1. Focus on the questions
It’s essential that you make the questions the priority rather than the reading passage. Start by reading the questions so that you know what information you need to look for when you turn to the passages. As you find the information, note it down straight away. That way, you are using the time available in the most efficient way. The alternative is to read the passage, then read the questions, then go back to the passage to look for the information you need — but hat doesn’t make sense when time is limited.
2. Don’t worry about unknown words
Okay, you’re into the questions and you’re doing well… Suddenly, you see a word you don’t know and you start to panic. Calm down! The key here is not to worry and not to allow unknown words to distract you. Remember that even native speakers see words that they don’t know from time to time. As long as there aren’t too many of them, they do not stop you from understanding the passage. In any case, you’re already taking the test, so it’s too late to look the word up.
Your first strategy should be to ignore the word. Can you understand the sentence anyway? For example, it is easy to understand this sentence (with the unknown word shown by XXX):
Among the animals threatened by climate change are elephants, XXX and polar bears.
Your second strategy is to guess the meaning of the word from the the other words around it. So in the sentence above, it is easy to guess that XXX is a kind of animal. If you are asked to name three animals that are threatened by climate change, it is reasonably safe to include XXX, even if you don’t know the word.

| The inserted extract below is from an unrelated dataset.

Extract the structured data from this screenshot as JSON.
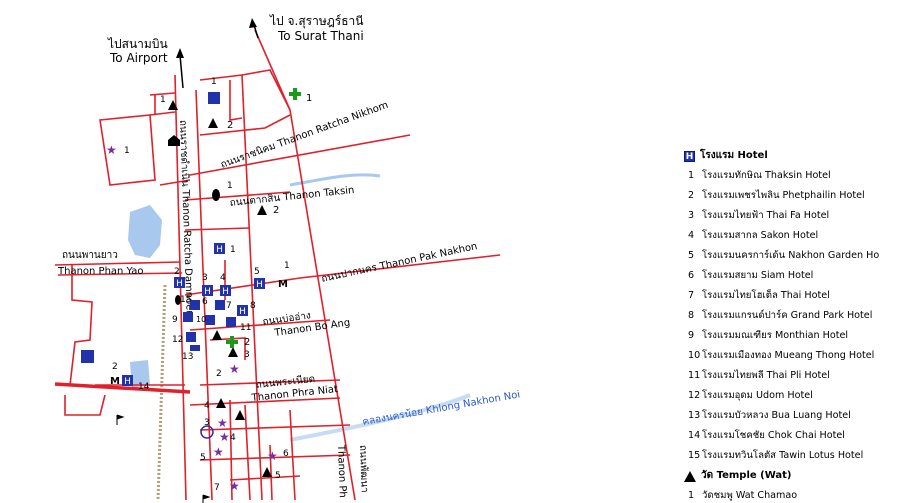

If neither of these strategies works and you are still stuck, just move on to the next question and come back later if you have time. Time wasted on answers you don’t know is time lost on later answers that you might get right.